Blue Green party: background reading

Stoked to see Gareth Morgan’s post yesterday calling for a Blue-Green party. He sums it up well in this passage

A Bluegreen party would emphatically express New Zealanders’ preference for clever and clean as the way we want our dollars earned, while leaving National and Labour to fight over how social justice is best promoted – via National’s preference for capacity building through education and training, delivering more flexible employment and wage-setting practices; or via Labour’s penchant for widening and lifting of social assistance, greater progressivity of income tax, widening the tax base on income from capital, and greater protection of labour in the workplace.

Matt and I have been talking about this since 2008 when all the TVHE authors took a political compass test as a gimmick to provide content for the blog. Due to a combination of laziness, a lack of money and no desire to get involved in politics, we haven’t done anything about our great idea. That was 6 years ago and a lot has changed since, but we still think there is room for a centrist Green party and so are stoked to see Gareth using his profile to have a serious conversation about it.

Matt did a good post on this about a year ago (There is some pretty robust discussion in the comments section).  When discussing the failed Progressive Greens party at the 1996 (which David Farrar mentions in his post on Gareth’s post) he noted:

A lot of people who couldn’t vote in 1996 have pretty strong feelings about the environment, about the idea that environmental quality is a public good, and about the scientific consensus regarding global warming.  Furthermore, when it comes to urban design and the significant demographic and cost changes (think oil prices, and efficacy of differing transport options) in the last decade a lot of people want the government to at least acknowledge these things.

A economically centrist (or be it centre-left or centre-right) could work with National or Labour.  It would likely be competitive in electorates such as Auckland Central, Wellington Central, and Coromandel – put in a strong candidate and get support from a main party and one of these seats could turn.  And from National’s perspective, it would likely take away votes from Labour and the Greens – improving their odds at forming a government.  For many of the rest of us, having a Green party that could work with either of the major parties would mean environmental issues would get more play – which would make us more likely to vote for such a party. [emphasis added]

Matt was also called for a new Green party when analysing the NZ Power proposals, which he argued were about redistribution rather than efficencny:

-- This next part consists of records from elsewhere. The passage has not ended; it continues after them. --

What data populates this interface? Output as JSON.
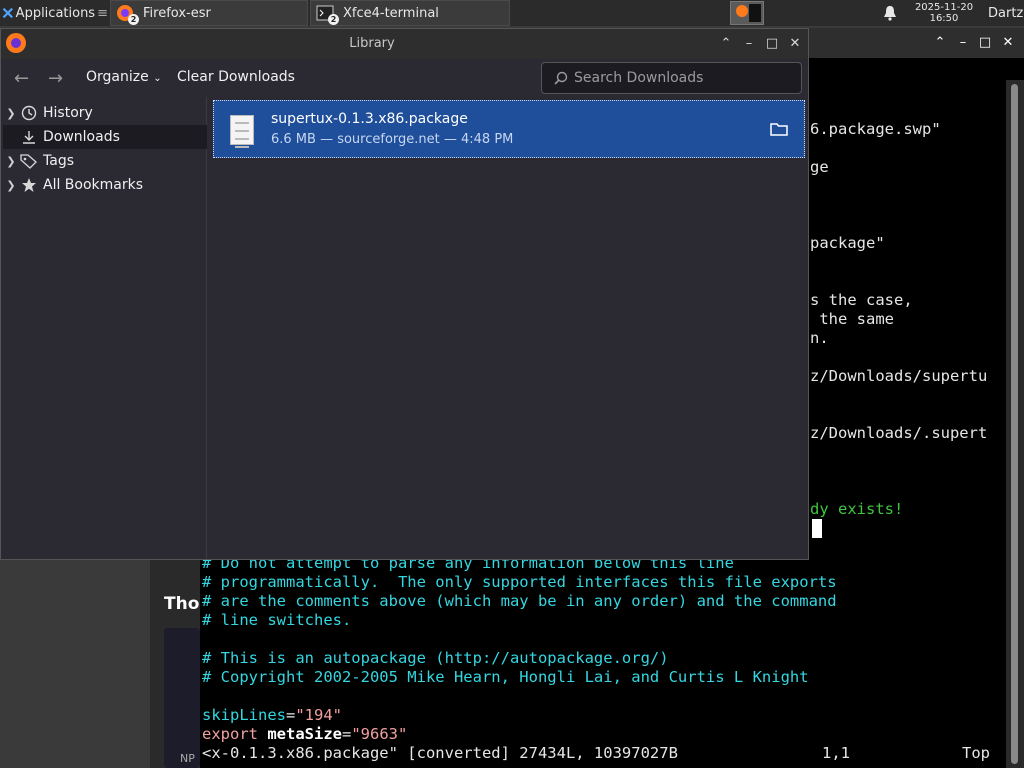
{
  "taskbar": {
    "applications_label": "Applications",
    "firefox_label": "Firefox-esr",
    "firefox_badge": "2",
    "terminal_label": "Xfce4-terminal",
    "terminal_badge": "2",
    "clock_date": "2025-11-20",
    "clock_time": "16:50",
    "user": "Dartz"
  },
  "library": {
    "title": "Library",
    "toolbar": {
      "organize": "Organize",
      "clear_downloads": "Clear Downloads",
      "search_placeholder": "Search Downloads"
    },
    "sidebar": [
      {
        "label": "History",
        "icon": "clock-icon",
        "expandable": true
      },
      {
        "label": "Downloads",
        "icon": "download-icon",
        "expandable": false,
        "selected": true
      },
      {
        "label": "Tags",
        "icon": "tag-icon",
        "expandable": true
      },
      {
        "label": "All Bookmarks",
        "icon": "star-icon",
        "expandable": true
      }
    ],
    "downloads": [
      {
        "name": "supertux-0.1.3.x86.package",
        "meta": "6.6 MB — sourceforge.net — 4:48 PM"
      }
    ]
  },
  "terminal": {
    "upper_lines": [
      {
        "text": "6.package.swp\"",
        "color": "white"
      },
      {
        "text": "ge",
        "color": "white"
      },
      {
        "text": "package\"",
        "color": "white"
      },
      {
        "text": "s the case,",
        "color": "white"
      },
      {
        "text": " the same",
        "color": "white"
      },
      {
        "text": "n.",
        "color": "white"
      },
      {
        "text": "z/Downloads/supertu",
        "color": "white"
      },
      {
        "text": "z/Downloads/.supert",
        "color": "white"
      },
      {
        "text": "dy exists!",
        "color": "green"
      }
    ],
    "lower_lines": [
      "# Do not attempt to parse any information below this line",
      "# programmatically.  The only supported interfaces this file exports",
      "# are the comments above (which may be in any order) and the command",
      "# line switches.",
      "",
      "# This is an autopackage (http://autopackage.org/)",
      "# Copyright 2002-2005 Mike Hearn, Hongli Lai, and Curtis L Knight"
    ],
    "skiplines_key": "skipLines",
    "skiplines_eq": "=",
    "skiplines_val": "\"194\"",
    "export_kw": "export",
    "metasize_key": "metaSize",
    "metasize_eq": "=",
    "metasize_val": "\"9663\"",
    "status_file": "<x-0.1.3.x86.package\" [converted] 27434L, 10397027B",
    "status_pos": "1,1",
    "status_scroll": "Top"
  },
  "background_page": {
    "heading": "Tho",
    "np": "NP"
  },
  "colors": {
    "selection": "#1f4f9b",
    "terminal_cyan": "#34d6e0",
    "terminal_green": "#3fc43f"
  }
}
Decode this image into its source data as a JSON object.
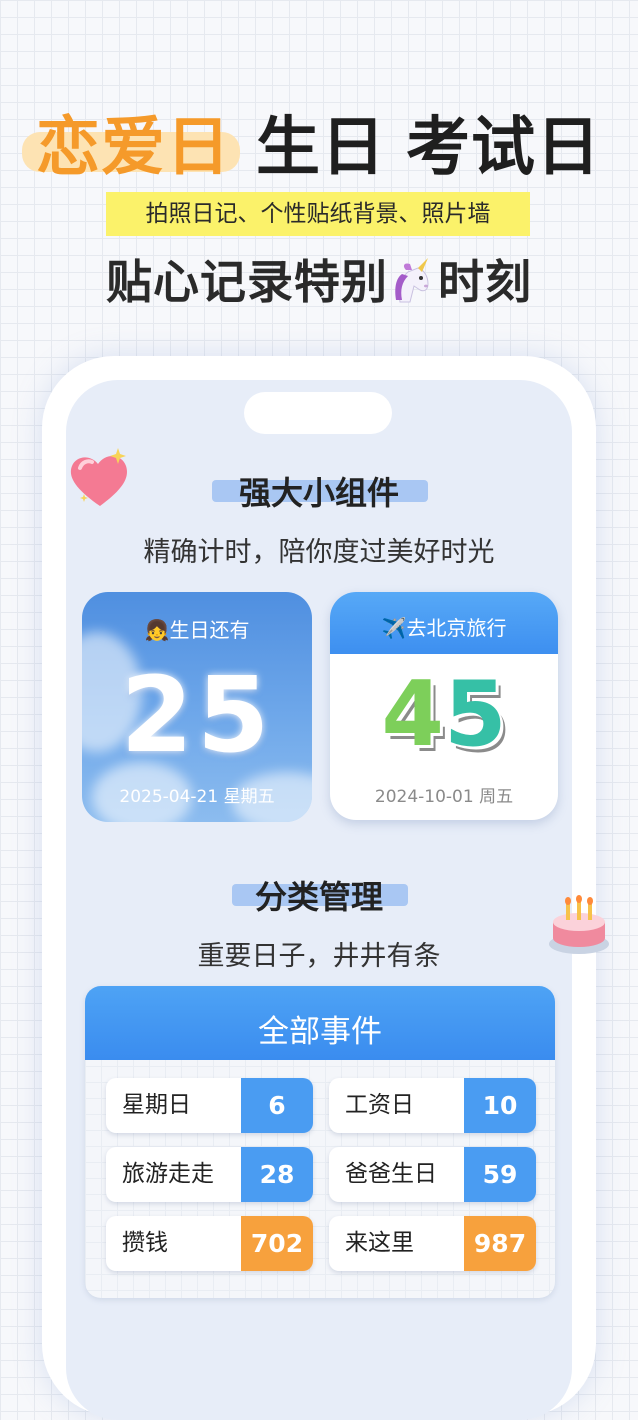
{
  "headline": {
    "love": "恋爱日",
    "birthday": "生日",
    "exam": "考试日"
  },
  "tagline": "拍照日记、个性贴纸背景、照片墙",
  "subtitle": {
    "before": "贴心记录特别",
    "after": "时刻"
  },
  "widgets_section": {
    "title": "强大小组件",
    "subtitle": "精确计时，陪你度过美好时光"
  },
  "widget_birthday": {
    "label": "👧生日还有",
    "days": "25",
    "date": "2025-04-21 星期五"
  },
  "widget_trip": {
    "label": "✈️去北京旅行",
    "digit1": "4",
    "digit2": "5",
    "date": "2024-10-01 周五"
  },
  "category_section": {
    "title": "分类管理",
    "subtitle": "重要日子，井井有条"
  },
  "panel": {
    "title": "全部事件",
    "items": [
      {
        "name": "星期日",
        "count": "6",
        "color": "#4a9cf2"
      },
      {
        "name": "工资日",
        "count": "10",
        "color": "#4a9cf2"
      },
      {
        "name": "旅游走走",
        "count": "28",
        "color": "#4a9cf2"
      },
      {
        "name": "爸爸生日",
        "count": "59",
        "color": "#4a9cf2"
      },
      {
        "name": "攒钱",
        "count": "702",
        "color": "#f7a13d"
      },
      {
        "name": "来这里",
        "count": "987",
        "color": "#f7a13d"
      }
    ]
  },
  "colors": {
    "accent_orange": "#f59a2a",
    "highlight_yellow": "#fbf26a",
    "primary_blue": "#4a9cf2"
  },
  "icons": {
    "unicorn": "unicorn-icon",
    "heart": "heart-icon",
    "cake": "birthday-cake-icon"
  }
}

The Greens seem to really just be a left wing party at heart – not a true Green party.  For me the essence of a “Green” focus must be on the environment and our scarce capital stock.  However, they are willing to sacrifice any focus on this capital stock in order to push through redistributionist or central planning style policies.

Seamus over at Offsetting also discussed the prospect of a Teal Coalition involving the current Green Party, though that proved to not be a popular idea with both National and the political left.

Most importantly, we recently had a discussion on twitter of potential names, I doubt Gareth will use these, but they are a good chuckle:

11 replies
  1. jh
    jh says:

    I think if you want the public to vote for you on the environment. you have to start at the local level. For example I went to a neighbourhood rezoning meeting; I spotted the spin when central government was mentioned like mother sending the kids off to school. I asked the first question: ” you said central government has certain imperatives; is it true that population increase is one of the imperatives of central government”
    Answer “Oh well, we have immigration and you have to increase the population to increase the wealth, so
    I suppose it is an imperative of central government”.
    The Greens took the view that immigration was disconnected from Auckland’s housing problems. If you can’t see the connection or follow the logic of incomes/taxes/infrastructure, you aren’t seeing limits to growth (at least as a concept). Likewise if you think the decline of the regions should be arrested by over achievement in some field.

    • Matt Nolan
      Matt Nolan says:

      Local council are tough beasts … turnout is so low and there are questions about competence and accountability all the time. Perhaps it is an area that needs addressing!

  2. Ian
    Ian says:

    New Zealand really needs a decent centrist social-liberal party, like those common in Northern Europe and Scandinavia. Our constitution allows so much power to the party in Government. MMP should be a tool to check that power by requiring consensus government. While some may be happy we have a majority government, in my view it is dangerous to leave power in the hands of so few people (realistically a small group of senior cabinet ministers – Key, English, Joyce, Brownlee (Collins…) et al.)

Trackbacks & Pingbacks

  1. […] make up of the Green support base isn’t that stark. But in the context of our discussion (e.g here, & here) about a centrist Green party, if the Greens moved to the centre they would likely lose […]

  2. […] In the past the Greens were technology pessimists and tended to believe that we needed strong “quantity” restraints to solve environmental issues (population limits etc).  The “left-right” debate seems to often get stuck on this – with the Greens saying they’ve moved to the centre by embracing market mechanisms and incentives to technology as ways of improving outcomes.  This is a smooth move by the Greens, good stuff – but I think it misses the central difference between the sustainability that the Greens focus on, and the sustainability which is the focus of recent Blue-Greenish rants. […]

Comments are closed.